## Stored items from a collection
= Beginning of Section =
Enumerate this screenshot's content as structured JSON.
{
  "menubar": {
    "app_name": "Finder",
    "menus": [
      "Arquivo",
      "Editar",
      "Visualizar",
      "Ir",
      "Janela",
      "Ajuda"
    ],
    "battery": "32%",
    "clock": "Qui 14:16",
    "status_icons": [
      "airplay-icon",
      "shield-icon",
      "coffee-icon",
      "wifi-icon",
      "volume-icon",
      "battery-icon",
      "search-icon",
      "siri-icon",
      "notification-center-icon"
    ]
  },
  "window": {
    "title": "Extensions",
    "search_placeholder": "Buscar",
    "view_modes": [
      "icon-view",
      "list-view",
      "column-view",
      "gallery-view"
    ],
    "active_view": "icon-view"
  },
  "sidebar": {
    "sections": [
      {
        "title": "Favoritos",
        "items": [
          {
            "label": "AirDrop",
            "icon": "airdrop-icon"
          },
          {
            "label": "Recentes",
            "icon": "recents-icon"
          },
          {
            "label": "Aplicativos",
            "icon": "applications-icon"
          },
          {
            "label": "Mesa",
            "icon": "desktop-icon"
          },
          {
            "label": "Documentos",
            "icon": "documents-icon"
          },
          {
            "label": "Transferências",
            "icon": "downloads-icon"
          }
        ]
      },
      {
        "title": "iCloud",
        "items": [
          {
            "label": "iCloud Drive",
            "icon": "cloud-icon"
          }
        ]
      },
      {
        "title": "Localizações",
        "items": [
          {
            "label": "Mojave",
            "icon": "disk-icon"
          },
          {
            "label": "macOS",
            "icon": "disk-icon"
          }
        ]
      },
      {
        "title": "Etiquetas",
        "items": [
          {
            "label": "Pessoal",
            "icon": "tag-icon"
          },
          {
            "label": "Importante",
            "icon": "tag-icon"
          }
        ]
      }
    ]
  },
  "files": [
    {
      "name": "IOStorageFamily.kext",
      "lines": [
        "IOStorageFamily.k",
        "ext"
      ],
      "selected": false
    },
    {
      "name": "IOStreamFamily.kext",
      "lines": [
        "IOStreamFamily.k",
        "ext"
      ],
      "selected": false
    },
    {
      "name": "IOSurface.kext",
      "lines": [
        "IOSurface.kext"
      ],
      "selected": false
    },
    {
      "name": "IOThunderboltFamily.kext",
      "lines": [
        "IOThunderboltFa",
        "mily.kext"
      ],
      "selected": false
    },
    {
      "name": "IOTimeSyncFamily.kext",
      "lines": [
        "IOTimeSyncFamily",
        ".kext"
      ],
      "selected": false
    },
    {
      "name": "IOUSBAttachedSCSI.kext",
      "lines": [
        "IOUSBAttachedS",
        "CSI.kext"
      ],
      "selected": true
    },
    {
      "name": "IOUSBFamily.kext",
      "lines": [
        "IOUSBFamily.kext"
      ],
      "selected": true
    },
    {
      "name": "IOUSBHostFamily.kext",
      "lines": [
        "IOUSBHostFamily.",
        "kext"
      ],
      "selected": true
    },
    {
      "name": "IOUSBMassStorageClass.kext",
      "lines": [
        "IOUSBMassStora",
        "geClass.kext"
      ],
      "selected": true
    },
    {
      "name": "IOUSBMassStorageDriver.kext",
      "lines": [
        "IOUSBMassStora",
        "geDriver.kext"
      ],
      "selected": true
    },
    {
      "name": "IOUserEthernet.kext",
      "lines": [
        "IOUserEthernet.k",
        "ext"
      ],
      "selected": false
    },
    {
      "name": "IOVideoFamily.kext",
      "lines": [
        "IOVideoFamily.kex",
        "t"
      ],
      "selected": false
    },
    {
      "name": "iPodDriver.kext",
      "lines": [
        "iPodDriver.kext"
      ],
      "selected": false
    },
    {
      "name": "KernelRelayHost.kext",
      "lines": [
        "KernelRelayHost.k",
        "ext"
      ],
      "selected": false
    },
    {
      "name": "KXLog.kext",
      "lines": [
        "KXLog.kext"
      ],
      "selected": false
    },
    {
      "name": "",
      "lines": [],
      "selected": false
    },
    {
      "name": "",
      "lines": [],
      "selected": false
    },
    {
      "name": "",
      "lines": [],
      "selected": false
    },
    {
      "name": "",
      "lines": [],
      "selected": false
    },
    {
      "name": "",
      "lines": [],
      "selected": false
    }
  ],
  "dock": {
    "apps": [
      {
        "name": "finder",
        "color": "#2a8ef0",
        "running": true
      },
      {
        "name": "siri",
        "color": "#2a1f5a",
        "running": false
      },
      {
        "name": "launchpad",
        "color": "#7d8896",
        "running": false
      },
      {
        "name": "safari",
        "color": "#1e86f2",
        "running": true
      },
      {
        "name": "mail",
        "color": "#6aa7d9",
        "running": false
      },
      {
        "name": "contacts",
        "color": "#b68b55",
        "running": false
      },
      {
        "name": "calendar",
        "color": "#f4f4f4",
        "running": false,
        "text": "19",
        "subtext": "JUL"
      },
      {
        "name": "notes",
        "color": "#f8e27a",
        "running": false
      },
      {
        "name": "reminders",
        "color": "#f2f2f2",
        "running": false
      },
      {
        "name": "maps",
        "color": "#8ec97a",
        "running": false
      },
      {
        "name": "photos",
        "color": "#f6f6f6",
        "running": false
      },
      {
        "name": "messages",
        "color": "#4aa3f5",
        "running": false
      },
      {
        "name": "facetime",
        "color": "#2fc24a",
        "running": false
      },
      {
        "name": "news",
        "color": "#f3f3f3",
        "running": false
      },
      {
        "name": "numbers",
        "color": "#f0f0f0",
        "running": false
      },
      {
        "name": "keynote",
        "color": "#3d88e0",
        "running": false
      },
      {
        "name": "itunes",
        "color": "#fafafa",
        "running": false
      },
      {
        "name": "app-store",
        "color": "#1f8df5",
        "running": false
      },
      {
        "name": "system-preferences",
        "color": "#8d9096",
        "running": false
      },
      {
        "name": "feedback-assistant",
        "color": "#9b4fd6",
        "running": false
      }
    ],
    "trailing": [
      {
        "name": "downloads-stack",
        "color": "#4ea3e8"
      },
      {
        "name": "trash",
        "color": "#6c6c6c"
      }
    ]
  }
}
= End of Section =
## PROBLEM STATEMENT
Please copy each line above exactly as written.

## EXERCISE ANSWER
Enumerate this screenshot's content as structured JSON.
{
  "menubar": {
    "app_name": "Finder",
    "menus": [
      "Arquivo",
      "Editar",
      "Visualizar",
      "Ir",
      "Janela",
      "Ajuda"
    ],
    "battery": "32%",
    "clock": "Qui 14:16",
    "status_icons": [
      "airplay-icon",
      "shield-icon",
      "coffee-icon",
      "wifi-icon",
      "volume-icon",
      "battery-icon",
      "search-icon",
      "siri-icon",
      "notification-center-icon"
    ]
  },
  "window": {
    "title": "Extensions",
    "search_placeholder": "Buscar",
    "view_modes": [
      "icon-view",
      "list-view",
      "column-view",
      "gallery-view"
    ],
    "active_view": "icon-view"
  },
  "sidebar": {
    "sections": [
      {
        "title": "Favoritos",
        "items": [
          {
            "label": "AirDrop",
            "icon": "airdrop-icon"
          },
          {
            "label": "Recentes",
            "icon": "recents-icon"
          },
          {
            "label": "Aplicativos",
            "icon": "applications-icon"
          },
          {
            "label": "Mesa",
            "icon": "desktop-icon"
          },
          {
            "label": "Documentos",
            "icon": "documents-icon"
          },
          {
            "label": "Transferências",
            "icon": "downloads-icon"
          }
        ]
      },
      {
        "title": "iCloud",
        "items": [
          {
            "label": "iCloud Drive",
            "icon": "cloud-icon"
          }
        ]
      },
      {
        "title": "Localizações",
        "items": [
          {
            "label": "Mojave",
            "icon": "disk-icon"
          },
          {
            "label": "macOS",
            "icon": "disk-icon"
          }
        ]
      },
      {
        "title": "Etiquetas",
        "items": [
          {
            "label": "Pessoal",
            "icon": "tag-icon"
          },
          {
            "label": "Importante",
            "icon": "tag-icon"
          }
        ]
      }
    ]
  },
  "files": [
    {
      "name": "IOStorageFamily.kext",
      "lines": [
        "IOStorageFamily.k",
        "ext"
      ],
      "selected": false
    },
    {
      "name": "IOStreamFamily.kext",
      "lines": [
        "IOStreamFamily.k",
        "ext"
      ],
      "selected": false
    },
    {
      "name": "IOSurface.kext",
      "lines": [
        "IOSurface.kext"
      ],
      "selected": false
    },
    {
      "name": "IOThunderboltFamily.kext",
      "lines": [
        "IOThunderboltFa",
        "mily.kext"
      ],
      "selected": false
    },
    {
      "name": "IOTimeSyncFamily.kext",
      "lines": [
        "IOTimeSyncFamily",
        ".kext"
      ],
      "selected": false
    },
    {
      "name": "IOUSBAttachedSCSI.kext",
      "lines": [
        "IOUSBAttachedS",
        "CSI.kext"
      ],
      "selected": true
    },
    {
      "name": "IOUSBFamily.kext",
      "lines": [
        "IOUSBFamily.kext"
      ],
      "selected": true
    },
    {
      "name": "IOUSBHostFamily.kext",
      "lines": [
        "IOUSBHostFamily.",
        "kext"
      ],
      "selected": true
    },
    {
      "name": "IOUSBMassStorageClass.kext",
      "lines": [
        "IOUSBMassStora",
        "geClass.kext"
      ],
      "selected": true
    },
    {
      "name": "IOUSBMassStorageDriver.kext",
      "lines": [
        "IOUSBMassStora",
        "geDriver.kext"
      ],
      "selected": true
    },
    {
      "name": "IOUserEthernet.kext",
      "lines": [
        "IOUserEthernet.k",
        "ext"
      ],
      "selected": false
    },
    {
      "name": "IOVideoFamily.kext",
      "lines": [
        "IOVideoFamily.kex",
        "t"
      ],
      "selected": false
    },
    {
      "name": "iPodDriver.kext",
      "lines": [
        "iPodDriver.kext"
      ],
      "selected": false
    },
    {
      "name": "KernelRelayHost.kext",
      "lines": [
        "KernelRelayHost.k",
        "ext"
      ],
      "selected": false
    },
    {
      "name": "KXLog.kext",
      "lines": [
        "KXLog.kext"
      ],
      "selected": false
    },
    {
      "name": "",
      "lines": [],
      "selected": false
    },
    {
      "name": "",
      "lines": [],
      "selected": false
    },
    {
      "name": "",
      "lines": [],
      "selected": false
    },
    {
      "name": "",
      "lines": [],
      "selected": false
    },
    {
      "name": "",
      "lines": [],
      "selected": false
    }
  ],
  "dock": {
    "apps": [
      {
        "name": "finder",
        "color": "#2a8ef0",
        "running": true
      },
      {
        "name": "siri",
        "color": "#2a1f5a",
        "running": false
      },
      {
        "name": "launchpad",
        "color": "#7d8896",
        "running": false
      },
      {
        "name": "safari",
        "color": "#1e86f2",
        "running": true
      },
      {
        "name": "mail",
        "color": "#6aa7d9",
        "running": false
      },
      {
        "name": "contacts",
        "color": "#b68b55",
        "running": false
      },
      {
        "name": "calendar",
        "color": "#f4f4f4",
        "running": false,
        "text": "19",
        "subtext": "JUL"
      },
      {
        "name": "notes",
        "color": "#f8e27a",
        "running": false
      },
      {
        "name": "reminders",
        "color": "#f2f2f2",
        "running": false
      },
      {
        "name": "maps",
        "color": "#8ec97a",
        "running": false
      },
      {
        "name": "photos",
        "color": "#f6f6f6",
        "running": false
      },
      {
        "name": "messages",
        "color": "#4aa3f5",
        "running": false
      },
      {
        "name": "facetime",
        "color": "#2fc24a",
        "running": false
      },
      {
        "name": "news",
        "color": "#f3f3f3",
        "running": false
      },
      {
        "name": "numbers",
        "color": "#f0f0f0",
        "running": false
      },
      {
        "name": "keynote",
        "color": "#3d88e0",
        "running": false
      },
      {
        "name": "itunes",
        "color": "#fafafa",
        "running": false
      },
      {
        "name": "app-store",
        "color": "#1f8df5",
        "running": false
      },
      {
        "name": "system-preferences",
        "color": "#8d9096",
        "running": false
      },
      {
        "name": "feedback-assistant",
        "color": "#9b4fd6",
        "running": false
      }
    ],
    "trailing": [
      {
        "name": "downloads-stack",
        "color": "#4ea3e8"
      },
      {
        "name": "trash",
        "color": "#6c6c6c"
      }
    ]
  }
}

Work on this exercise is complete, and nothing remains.